WHAT IS NEEDED:
Reproduce the listing exactly, with no pictures in your copy.

:::::

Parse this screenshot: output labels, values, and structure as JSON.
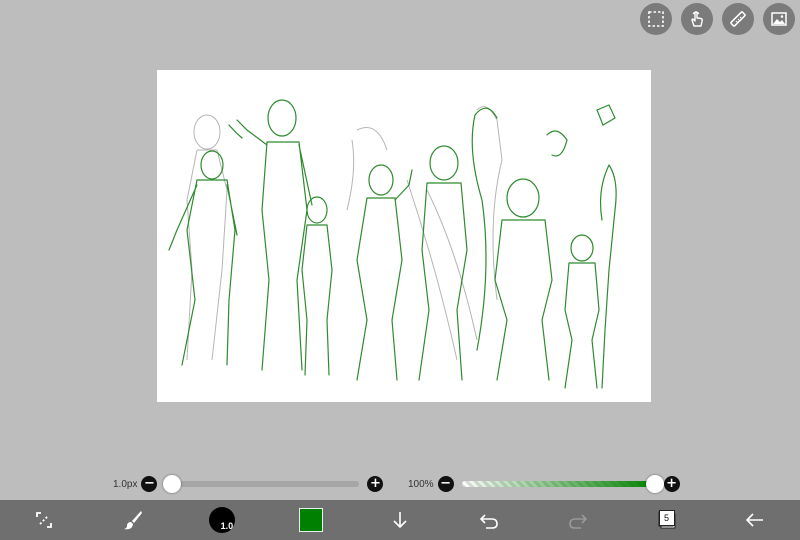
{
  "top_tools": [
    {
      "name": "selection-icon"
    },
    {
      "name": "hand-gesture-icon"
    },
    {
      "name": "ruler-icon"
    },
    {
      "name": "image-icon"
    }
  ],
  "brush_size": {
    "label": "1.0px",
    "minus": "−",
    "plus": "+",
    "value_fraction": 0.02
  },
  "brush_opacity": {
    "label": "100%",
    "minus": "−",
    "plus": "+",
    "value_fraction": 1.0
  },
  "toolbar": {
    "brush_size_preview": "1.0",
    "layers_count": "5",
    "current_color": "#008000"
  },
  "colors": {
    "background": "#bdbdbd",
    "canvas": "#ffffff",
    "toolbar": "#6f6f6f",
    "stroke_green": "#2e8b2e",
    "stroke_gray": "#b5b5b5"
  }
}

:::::

OUTPUT FOR THIS TASK:
Parse this screenshot: output labels, values, and structure as JSON.
{
  "top_tools": [
    {
      "name": "selection-icon"
    },
    {
      "name": "hand-gesture-icon"
    },
    {
      "name": "ruler-icon"
    },
    {
      "name": "image-icon"
    }
  ],
  "brush_size": {
    "label": "1.0px",
    "minus": "−",
    "plus": "+",
    "value_fraction": 0.02
  },
  "brush_opacity": {
    "label": "100%",
    "minus": "−",
    "plus": "+",
    "value_fraction": 1.0
  },
  "toolbar": {
    "brush_size_preview": "1.0",
    "layers_count": "5",
    "current_color": "#008000"
  },
  "colors": {
    "background": "#bdbdbd",
    "canvas": "#ffffff",
    "toolbar": "#6f6f6f",
    "stroke_green": "#2e8b2e",
    "stroke_gray": "#b5b5b5"
  }
}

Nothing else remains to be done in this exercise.